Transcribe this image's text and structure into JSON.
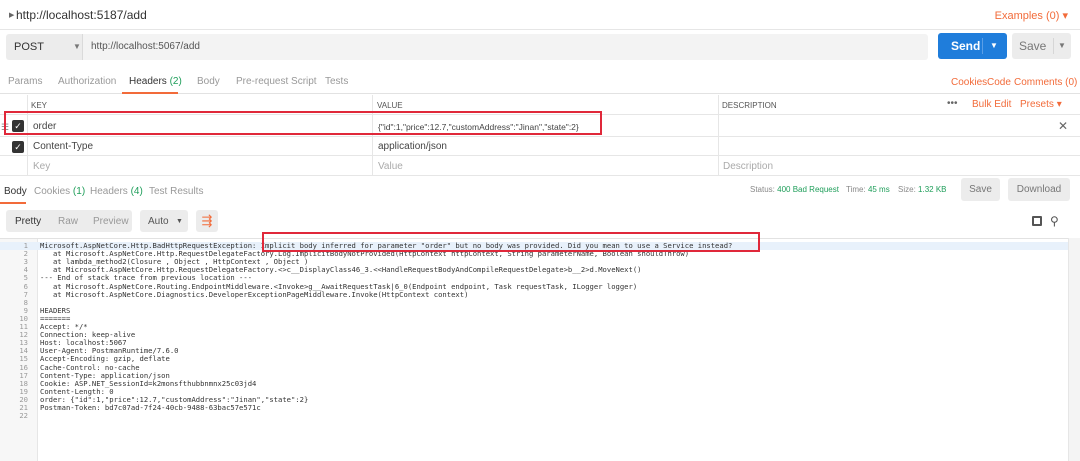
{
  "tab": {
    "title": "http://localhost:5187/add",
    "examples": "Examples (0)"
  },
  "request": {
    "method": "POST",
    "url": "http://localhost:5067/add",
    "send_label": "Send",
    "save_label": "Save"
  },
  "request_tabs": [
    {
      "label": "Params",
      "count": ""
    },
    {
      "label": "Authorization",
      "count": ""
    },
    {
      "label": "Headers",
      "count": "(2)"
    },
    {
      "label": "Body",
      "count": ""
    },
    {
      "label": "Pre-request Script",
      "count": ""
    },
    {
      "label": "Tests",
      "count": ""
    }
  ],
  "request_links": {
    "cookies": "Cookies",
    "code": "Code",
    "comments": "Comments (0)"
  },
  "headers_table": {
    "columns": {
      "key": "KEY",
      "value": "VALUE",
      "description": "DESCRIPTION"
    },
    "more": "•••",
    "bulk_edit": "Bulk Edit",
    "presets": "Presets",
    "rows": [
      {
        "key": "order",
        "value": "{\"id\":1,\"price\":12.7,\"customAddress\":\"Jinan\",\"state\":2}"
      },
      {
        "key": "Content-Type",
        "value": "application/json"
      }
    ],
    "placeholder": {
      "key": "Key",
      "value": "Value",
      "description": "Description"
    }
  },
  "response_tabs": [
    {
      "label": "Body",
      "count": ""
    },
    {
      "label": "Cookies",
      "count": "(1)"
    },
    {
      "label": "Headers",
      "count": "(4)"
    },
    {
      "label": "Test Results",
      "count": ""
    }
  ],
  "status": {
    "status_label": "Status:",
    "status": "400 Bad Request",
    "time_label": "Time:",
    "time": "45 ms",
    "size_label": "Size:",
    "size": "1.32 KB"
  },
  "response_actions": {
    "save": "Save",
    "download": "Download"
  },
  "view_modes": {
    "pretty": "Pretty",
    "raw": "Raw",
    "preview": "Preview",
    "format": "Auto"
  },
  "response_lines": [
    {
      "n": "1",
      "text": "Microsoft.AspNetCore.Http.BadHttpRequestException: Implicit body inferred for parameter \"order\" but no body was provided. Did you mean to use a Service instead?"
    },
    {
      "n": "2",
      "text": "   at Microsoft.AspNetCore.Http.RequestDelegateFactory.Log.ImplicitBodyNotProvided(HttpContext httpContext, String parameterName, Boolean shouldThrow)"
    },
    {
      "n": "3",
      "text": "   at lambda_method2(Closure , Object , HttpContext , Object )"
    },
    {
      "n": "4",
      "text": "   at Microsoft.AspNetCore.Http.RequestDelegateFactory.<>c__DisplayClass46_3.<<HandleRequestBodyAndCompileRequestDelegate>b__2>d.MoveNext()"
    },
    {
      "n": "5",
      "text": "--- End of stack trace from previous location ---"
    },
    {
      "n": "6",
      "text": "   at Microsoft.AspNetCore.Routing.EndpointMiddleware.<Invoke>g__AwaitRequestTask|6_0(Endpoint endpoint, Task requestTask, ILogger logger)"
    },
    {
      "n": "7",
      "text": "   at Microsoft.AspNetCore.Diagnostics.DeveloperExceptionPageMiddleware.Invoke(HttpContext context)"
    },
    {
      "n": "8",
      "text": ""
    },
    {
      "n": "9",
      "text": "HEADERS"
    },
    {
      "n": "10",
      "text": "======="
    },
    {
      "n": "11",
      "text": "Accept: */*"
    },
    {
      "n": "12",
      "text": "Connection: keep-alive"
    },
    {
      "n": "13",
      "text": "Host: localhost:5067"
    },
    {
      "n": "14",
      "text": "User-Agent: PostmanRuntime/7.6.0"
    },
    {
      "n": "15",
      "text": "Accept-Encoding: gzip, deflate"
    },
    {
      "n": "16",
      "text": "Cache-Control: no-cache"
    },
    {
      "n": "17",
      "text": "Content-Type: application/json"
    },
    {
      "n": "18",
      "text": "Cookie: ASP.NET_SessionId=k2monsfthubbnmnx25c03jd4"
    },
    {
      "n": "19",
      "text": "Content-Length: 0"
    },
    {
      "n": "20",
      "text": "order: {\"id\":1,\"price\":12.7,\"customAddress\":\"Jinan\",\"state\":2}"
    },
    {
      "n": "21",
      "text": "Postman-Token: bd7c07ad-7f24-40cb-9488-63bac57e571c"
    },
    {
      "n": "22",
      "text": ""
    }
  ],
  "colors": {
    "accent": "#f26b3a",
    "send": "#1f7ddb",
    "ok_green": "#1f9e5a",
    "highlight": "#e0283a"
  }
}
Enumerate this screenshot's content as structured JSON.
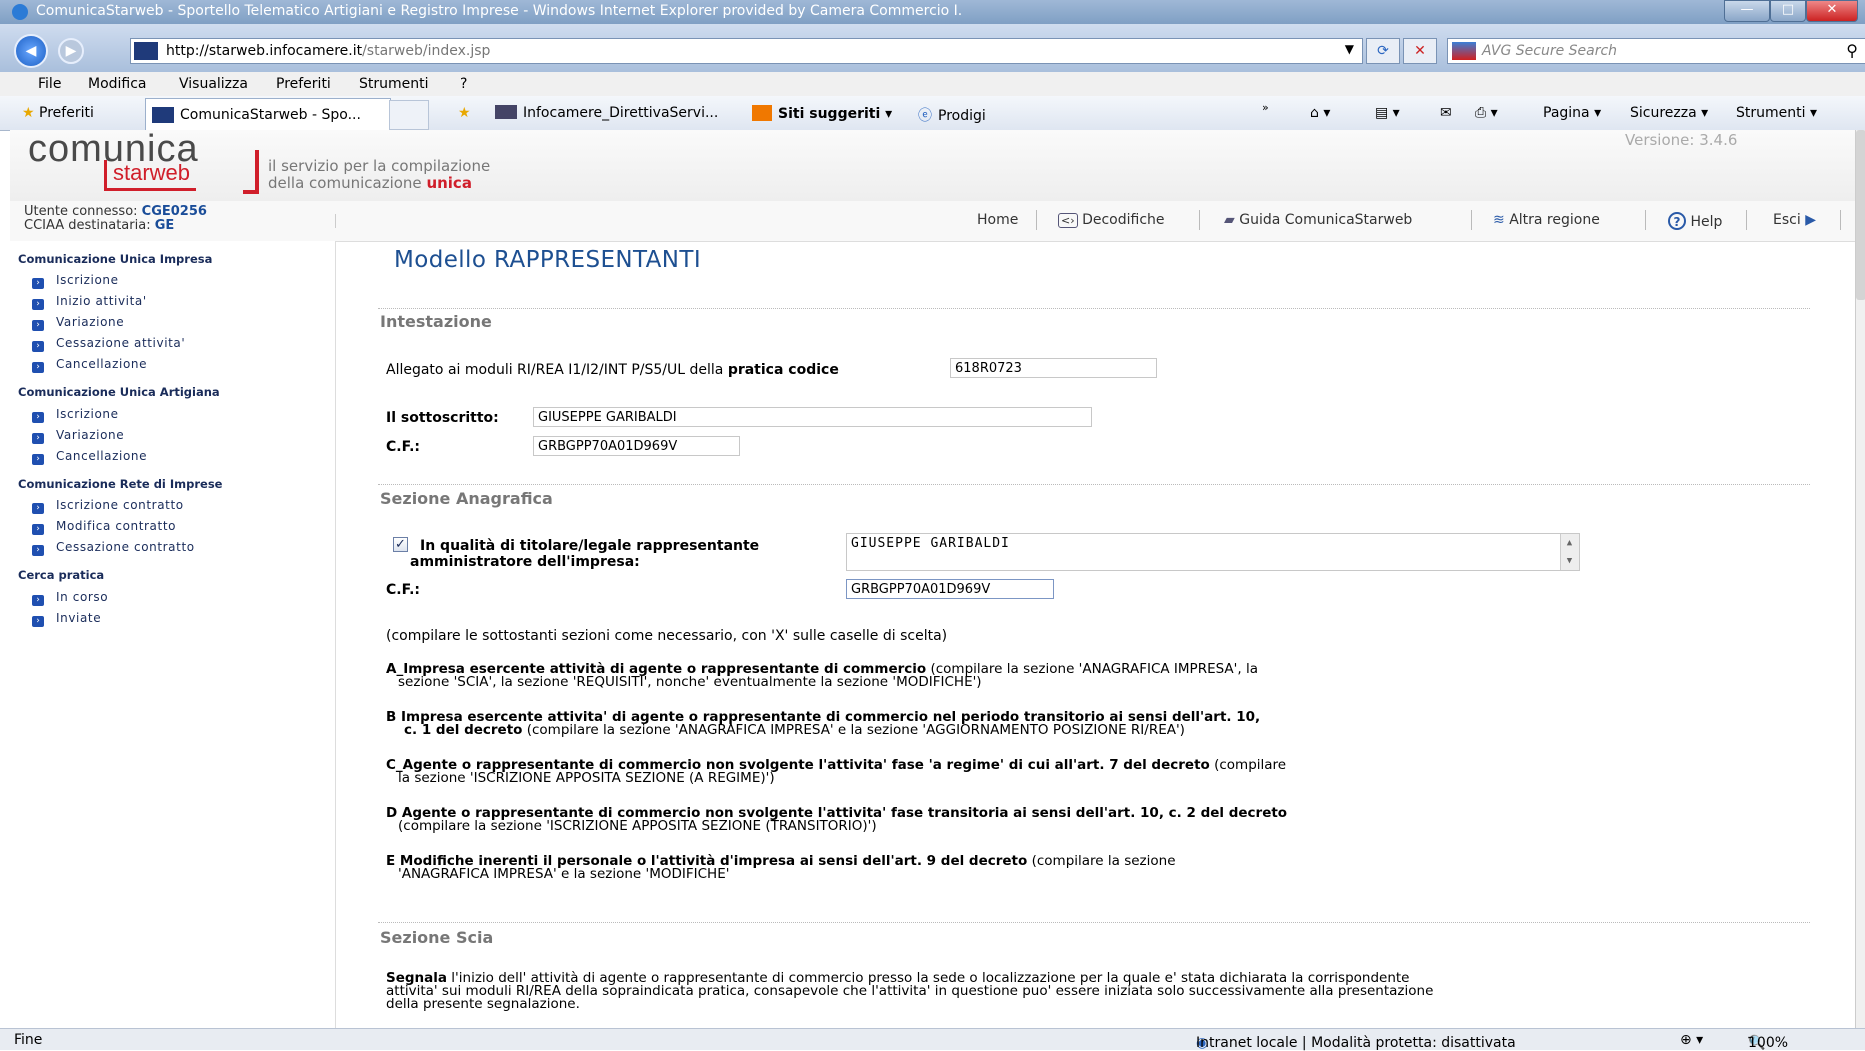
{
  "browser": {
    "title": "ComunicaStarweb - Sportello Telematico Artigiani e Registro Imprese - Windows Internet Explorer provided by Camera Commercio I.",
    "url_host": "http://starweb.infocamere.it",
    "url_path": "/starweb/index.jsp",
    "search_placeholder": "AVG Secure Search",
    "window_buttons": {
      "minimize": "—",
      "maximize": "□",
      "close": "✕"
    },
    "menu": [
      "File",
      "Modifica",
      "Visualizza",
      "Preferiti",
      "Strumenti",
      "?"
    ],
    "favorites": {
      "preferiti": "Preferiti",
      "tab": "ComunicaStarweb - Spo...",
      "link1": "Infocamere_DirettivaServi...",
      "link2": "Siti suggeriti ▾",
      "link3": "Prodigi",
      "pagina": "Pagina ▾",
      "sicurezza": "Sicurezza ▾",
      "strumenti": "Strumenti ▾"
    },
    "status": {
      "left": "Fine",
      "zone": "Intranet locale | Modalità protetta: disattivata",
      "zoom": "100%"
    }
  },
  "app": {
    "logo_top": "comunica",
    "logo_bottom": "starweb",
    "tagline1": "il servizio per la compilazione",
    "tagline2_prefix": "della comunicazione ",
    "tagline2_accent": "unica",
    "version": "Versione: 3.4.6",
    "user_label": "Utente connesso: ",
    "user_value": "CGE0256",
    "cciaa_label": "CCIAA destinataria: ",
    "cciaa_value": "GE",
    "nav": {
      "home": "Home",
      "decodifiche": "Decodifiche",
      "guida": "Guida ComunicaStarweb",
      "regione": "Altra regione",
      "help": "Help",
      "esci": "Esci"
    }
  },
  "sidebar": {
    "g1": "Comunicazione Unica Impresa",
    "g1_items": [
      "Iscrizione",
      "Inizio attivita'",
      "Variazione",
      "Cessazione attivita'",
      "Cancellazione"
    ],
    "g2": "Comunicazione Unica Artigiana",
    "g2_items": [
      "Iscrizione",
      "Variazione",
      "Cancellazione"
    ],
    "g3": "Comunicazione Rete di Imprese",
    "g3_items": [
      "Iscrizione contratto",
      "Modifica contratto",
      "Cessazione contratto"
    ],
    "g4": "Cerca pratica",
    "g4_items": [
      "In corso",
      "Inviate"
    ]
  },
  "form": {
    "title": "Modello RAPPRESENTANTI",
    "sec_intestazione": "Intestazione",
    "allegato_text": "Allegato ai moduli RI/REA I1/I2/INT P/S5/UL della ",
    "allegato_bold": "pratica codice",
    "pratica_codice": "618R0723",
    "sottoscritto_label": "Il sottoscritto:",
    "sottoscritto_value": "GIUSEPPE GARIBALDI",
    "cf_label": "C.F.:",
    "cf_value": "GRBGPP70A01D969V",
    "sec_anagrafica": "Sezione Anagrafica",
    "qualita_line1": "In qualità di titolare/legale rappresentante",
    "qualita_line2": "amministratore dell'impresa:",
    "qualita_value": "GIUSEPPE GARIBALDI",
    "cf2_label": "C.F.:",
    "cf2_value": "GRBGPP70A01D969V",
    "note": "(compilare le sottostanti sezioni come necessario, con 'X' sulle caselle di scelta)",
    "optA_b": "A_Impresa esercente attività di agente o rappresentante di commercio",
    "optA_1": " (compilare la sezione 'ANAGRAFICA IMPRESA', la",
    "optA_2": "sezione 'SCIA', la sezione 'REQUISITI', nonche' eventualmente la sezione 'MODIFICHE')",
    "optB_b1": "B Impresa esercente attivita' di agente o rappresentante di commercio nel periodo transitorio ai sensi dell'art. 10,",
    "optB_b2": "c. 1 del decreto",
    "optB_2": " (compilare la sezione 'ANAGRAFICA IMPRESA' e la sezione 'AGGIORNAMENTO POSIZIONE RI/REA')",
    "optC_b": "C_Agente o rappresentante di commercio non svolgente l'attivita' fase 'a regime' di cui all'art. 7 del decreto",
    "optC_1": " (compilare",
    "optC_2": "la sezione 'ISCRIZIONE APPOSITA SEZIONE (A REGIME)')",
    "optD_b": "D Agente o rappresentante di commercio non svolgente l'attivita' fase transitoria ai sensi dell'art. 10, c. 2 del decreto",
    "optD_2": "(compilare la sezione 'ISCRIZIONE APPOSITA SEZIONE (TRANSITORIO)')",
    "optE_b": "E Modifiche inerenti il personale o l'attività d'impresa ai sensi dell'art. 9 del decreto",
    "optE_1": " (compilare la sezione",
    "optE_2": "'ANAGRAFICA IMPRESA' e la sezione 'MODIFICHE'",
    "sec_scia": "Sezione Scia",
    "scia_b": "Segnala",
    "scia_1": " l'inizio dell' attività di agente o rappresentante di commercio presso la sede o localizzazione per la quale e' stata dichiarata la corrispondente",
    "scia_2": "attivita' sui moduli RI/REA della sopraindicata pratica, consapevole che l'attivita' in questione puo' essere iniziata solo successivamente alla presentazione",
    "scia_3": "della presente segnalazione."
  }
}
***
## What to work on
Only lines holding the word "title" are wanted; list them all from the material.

## Result for this exercise
    "title": "http://localhost:5187/add",
    "title": "ComunicaStarweb - Sportello Telematico Artigiani e Registro Imprese - Windows Internet Explorer provided by Camera Commercio I.",
    "title": "Modello RAPPRESENTANTI",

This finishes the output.